May: Mental Health Month

It’s no surprise to many of you that I’m a big supporter of promoting mental health and wellness in any way I can. The month of May is important to me for two reasons.

1. It’s Mental Health Month and I like to see what all of my old mental health promoting pals are up to. I like the read the articles of hope and it reminds me how much work is to be done in the field.

2. My father’s birthday was May 30.

Most of you know that I lost my father to suicide August 2, 2007, making it the worst day of my life. This summer it’ll be four years, and I’m sure I’ll write about it again in August, but May is especially tough for me, especially the last week.

My childhood Mays were spent making the best of memories with my father. There were baseball games that I played and those that we watched on TV on the porch. There was an abundance of grilling and gardening and croquet and walks in the woods by the river filled with talks about every topic imaginable. Memorial Day beach weekends were held at Fort Foster and there was always, ALWAYS a birthday celebration for my father, who was always the MOST excited about his birthday.

Every year around May 30, I miss him more than I could ever express on paper. There are so many things that I never told him that I still regret.

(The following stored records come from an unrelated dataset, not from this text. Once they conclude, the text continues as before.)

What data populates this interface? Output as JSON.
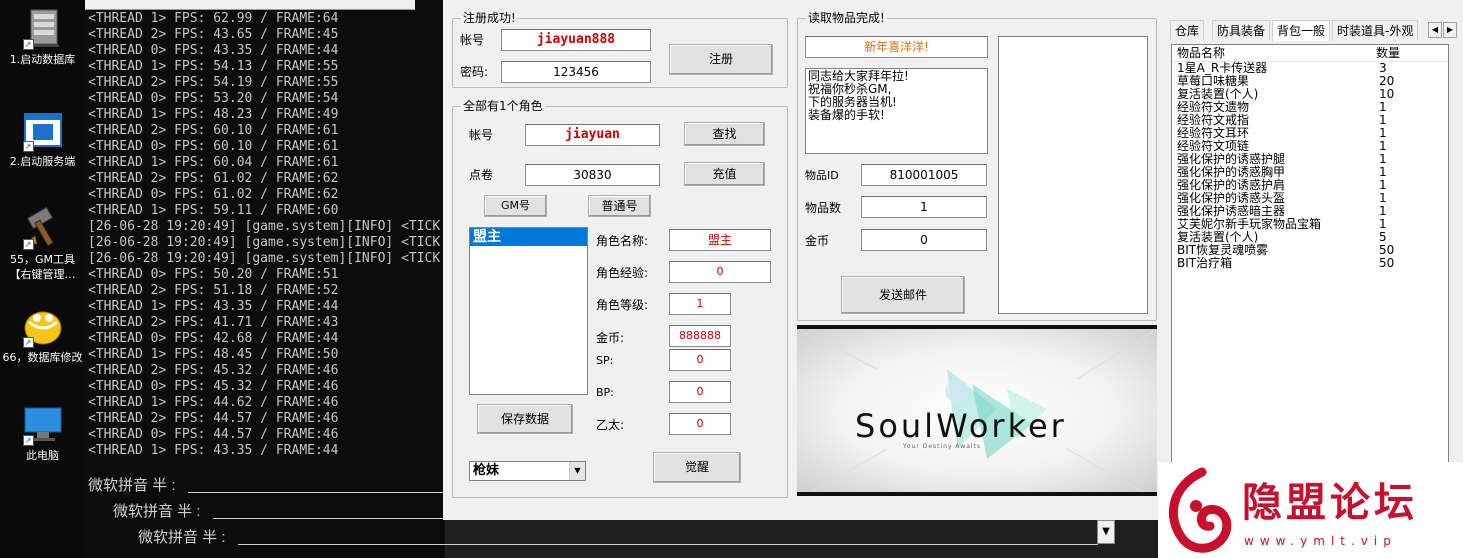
{
  "desktop": {
    "icons": [
      {
        "label": "1.启动数据库",
        "icon": "server-icon"
      },
      {
        "label": "2.启动服务端",
        "icon": "window-app-icon"
      },
      {
        "label": "55，GM工具【右键管理…",
        "icon": "hammer-icon"
      },
      {
        "label": "66，数据库修改",
        "icon": "database-icon"
      },
      {
        "label": "此电脑",
        "icon": "computer-icon"
      }
    ]
  },
  "console": {
    "lines": [
      "<THREAD 1> FPS: 62.99 / FRAME:64",
      "<THREAD 2> FPS: 43.65 / FRAME:45",
      "<THREAD 0> FPS: 43.35 / FRAME:44",
      "<THREAD 1> FPS: 54.13 / FRAME:55",
      "<THREAD 2> FPS: 54.19 / FRAME:55",
      "<THREAD 0> FPS: 53.20 / FRAME:54",
      "<THREAD 1> FPS: 48.23 / FRAME:49",
      "<THREAD 2> FPS: 60.10 / FRAME:61",
      "<THREAD 0> FPS: 60.10 / FRAME:61",
      "<THREAD 1> FPS: 60.04 / FRAME:61",
      "<THREAD 2> FPS: 61.02 / FRAME:62",
      "<THREAD 0> FPS: 61.02 / FRAME:62",
      "<THREAD 1> FPS: 59.11 / FRAME:60",
      "[26-06-28 19:20:49] [game.system][INFO] <TICK",
      "[26-06-28 19:20:49] [game.system][INFO] <TICK",
      "[26-06-28 19:20:49] [game.system][INFO] <TICK",
      "<THREAD 0> FPS: 50.20 / FRAME:51",
      "<THREAD 2> FPS: 51.18 / FRAME:52",
      "<THREAD 1> FPS: 43.35 / FRAME:44",
      "<THREAD 2> FPS: 41.71 / FRAME:43",
      "<THREAD 0> FPS: 42.68 / FRAME:44",
      "<THREAD 1> FPS: 48.45 / FRAME:50",
      "<THREAD 2> FPS: 45.32 / FRAME:46",
      "<THREAD 0> FPS: 45.32 / FRAME:46",
      "<THREAD 1> FPS: 44.62 / FRAME:46",
      "<THREAD 2> FPS: 44.57 / FRAME:46",
      "<THREAD 0> FPS: 44.57 / FRAME:46",
      "<THREAD 1> FPS: 43.35 / FRAME:44"
    ],
    "ime": [
      "微软拼音 半 :",
      "微软拼音 半 :",
      "微软拼音 半 :"
    ]
  },
  "register": {
    "title": "注册成功!",
    "account_label": "帐号",
    "account_value": "jiayuan888",
    "password_label": "密码:",
    "password_value": "123456",
    "register_button": "注册"
  },
  "role": {
    "title": "全部有1个角色",
    "account_label": "帐号",
    "account_value": "jiayuan",
    "search_button": "查找",
    "points_label": "点卷",
    "points_value": "30830",
    "recharge_button": "充值",
    "gm_button": "GM号",
    "normal_button": "普通号",
    "role_list": [
      "盟主"
    ],
    "name_label": "角色名称:",
    "name_value": "盟主",
    "exp_label": "角色经验:",
    "exp_value": "0",
    "level_label": "角色等级:",
    "level_value": "1",
    "gold_label": "金币:",
    "gold_value": "888888",
    "sp_label": "SP:",
    "sp_value": "0",
    "bp_label": "BP:",
    "bp_value": "0",
    "ether_label": "乙太:",
    "ether_value": "0",
    "save_button": "保存数据",
    "class_select": "枪妹",
    "awaken_button": "觉醒"
  },
  "mail": {
    "title": "读取物品完成!",
    "subject_value": "新年喜洋洋!",
    "body_value": "同志给大家拜年拉!\n祝福你秒杀GM,\n下的服务器当机!\n装备爆的手软!",
    "item_id_label": "物品ID",
    "item_id_value": "810001005",
    "item_count_label": "物品数",
    "item_count_value": "1",
    "gold_label": "金币",
    "gold_value": "0",
    "send_button": "发送邮件"
  },
  "banner": {
    "logo_text": "SoulWorker",
    "subtitle": "Your Destiny Awaits"
  },
  "tabs": [
    "仓库",
    "防具装备",
    "背包一般",
    "时装道具-外观"
  ],
  "active_tab": 2,
  "inventory": {
    "headers": [
      "物品名称",
      "数量"
    ],
    "rows": [
      [
        "1星A_R卡传送器",
        "3"
      ],
      [
        "草莓口味糖果",
        "20"
      ],
      [
        "复活装置(个人)",
        "10"
      ],
      [
        "经验符文遗物",
        "1"
      ],
      [
        "经验符文戒指",
        "1"
      ],
      [
        "经验符文耳环",
        "1"
      ],
      [
        "经验符文项链",
        "1"
      ],
      [
        "强化保护的诱惑护腿",
        "1"
      ],
      [
        "强化保护的诱惑胸甲",
        "1"
      ],
      [
        "强化保护的诱惑护肩",
        "1"
      ],
      [
        "强化保护的诱惑头盔",
        "1"
      ],
      [
        "强化保护诱惑暗主器",
        "1"
      ],
      [
        "艾芙妮尔新手玩家物品宝箱",
        "1"
      ],
      [
        "复活装置(个人)",
        "5"
      ],
      [
        "BIT恢复灵魂喷雾",
        "50"
      ],
      [
        "BIT治疗箱",
        "50"
      ]
    ]
  },
  "watermark": {
    "name": "隐盟论坛",
    "url": "www.ymlt.vip"
  },
  "colors": {
    "accent": "#0078d7",
    "red": "#cc0000",
    "brand": "#c8102e"
  }
}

There are so many stories I’ve collected in the past few years that I wish I could tell him myself. There are a million questions about life that I could really use him for but truthfully, I just miss sitting in the same room with him. It stings to pick up the phone still sometimes to call him and have to think twice and slowly hang up. It’s still awkward when Katie or I say, “I’m going to call Dad and tell him you said that,” when there’s something worth blackmailing each other for or if it has great entertainment value.

I can still hear him if I quiet the rest of the world and listen. I can still picture him clearly and sometimes, but rarely, I smell something that reminds me of his soap or his cologne or, just him. I know one day I won’t be able to remember these things and that scares me and so I write like someone who could catch amnesia at any moment. There is an emptiness I feel every day in losing my father that I share with millions of others.

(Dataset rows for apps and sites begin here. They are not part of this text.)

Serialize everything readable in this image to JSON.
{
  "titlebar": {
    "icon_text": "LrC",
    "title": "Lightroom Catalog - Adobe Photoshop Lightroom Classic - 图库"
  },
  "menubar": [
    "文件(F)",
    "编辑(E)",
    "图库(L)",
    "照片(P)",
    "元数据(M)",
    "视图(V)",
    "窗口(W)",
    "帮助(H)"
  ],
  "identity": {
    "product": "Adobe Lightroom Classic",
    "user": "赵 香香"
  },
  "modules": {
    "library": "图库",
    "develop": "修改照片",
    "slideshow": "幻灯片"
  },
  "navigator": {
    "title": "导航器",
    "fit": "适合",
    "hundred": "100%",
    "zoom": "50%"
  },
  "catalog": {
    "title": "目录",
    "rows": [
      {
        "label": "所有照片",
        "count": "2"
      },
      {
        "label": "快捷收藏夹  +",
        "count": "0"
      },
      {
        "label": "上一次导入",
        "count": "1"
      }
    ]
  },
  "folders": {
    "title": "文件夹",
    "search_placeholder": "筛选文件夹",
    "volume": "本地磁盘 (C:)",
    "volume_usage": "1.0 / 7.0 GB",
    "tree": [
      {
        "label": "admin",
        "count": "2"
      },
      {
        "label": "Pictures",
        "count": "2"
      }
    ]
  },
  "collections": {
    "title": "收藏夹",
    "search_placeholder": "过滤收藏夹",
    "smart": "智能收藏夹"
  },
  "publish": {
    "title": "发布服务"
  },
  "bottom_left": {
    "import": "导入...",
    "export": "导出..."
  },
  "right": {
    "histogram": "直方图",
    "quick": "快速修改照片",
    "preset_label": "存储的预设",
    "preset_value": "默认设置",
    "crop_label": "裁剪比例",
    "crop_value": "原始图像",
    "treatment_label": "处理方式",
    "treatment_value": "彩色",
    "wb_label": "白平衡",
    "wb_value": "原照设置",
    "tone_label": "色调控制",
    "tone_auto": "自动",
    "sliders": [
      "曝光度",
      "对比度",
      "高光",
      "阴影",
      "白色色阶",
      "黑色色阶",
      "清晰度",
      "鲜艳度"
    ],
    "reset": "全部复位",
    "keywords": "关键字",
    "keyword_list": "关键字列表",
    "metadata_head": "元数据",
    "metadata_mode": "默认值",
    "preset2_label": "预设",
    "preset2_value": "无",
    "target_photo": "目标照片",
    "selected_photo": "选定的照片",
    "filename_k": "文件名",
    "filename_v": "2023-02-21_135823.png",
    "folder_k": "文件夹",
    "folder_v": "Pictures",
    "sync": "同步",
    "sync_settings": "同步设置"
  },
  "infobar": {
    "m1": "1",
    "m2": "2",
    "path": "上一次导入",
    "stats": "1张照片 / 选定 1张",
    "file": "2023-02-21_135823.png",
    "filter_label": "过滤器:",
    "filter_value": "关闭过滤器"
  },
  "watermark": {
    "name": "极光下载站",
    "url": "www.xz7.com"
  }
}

Depression, anxiety, bipolar, manic, and suicide are not dirty words and mental illness is as serious as cancer and leukemia and any other terminal illness. Mental health is not easy to talk about, whether you are facing a struggle yourself, or in trying to help those around you that you love. I will tell you, though, that if you don’t help, regardless of what they’re experiencing, worst case is that we’ll just add another number to a terrible statistic. And so, if you have a minute this week, please check out a few of my favorite mental health related sites. The people who back these are some of the finest I have ever met and they all in some way helped me through the hardest time of my life.

Active Minds: I worked for Active Minds for a year in DC before I moved to Germany. If there was one thing I could ask of everyone, it would be to donate to this great cause. Every little bit helps these students and it’s an amazing movement that deserves far more credit than it gets.

National Suicide Prevention Lifeline: This line is available at any time of the day, for anyone to call, about anything.

PostSecret: People anonymously send in their secrets. Fantastic and interesting site.

Suicide Prevention Action Network (SPAN):
While living in DC, I volunteered for SPAN as their Virginia contact. It’s humbling to be able to help people find the resources they need so soon after losing someone.

All it takes sometimes is asking someone if they’re ok and letting them know you care. And for those of us that are left missing someone? It’s good to know there are people out there just like us.

So. Check out the sites, read the articles and donate some money. Then you can go back to reading my thoughts about monkeys, dirt and being strip searched on any given Tuesday.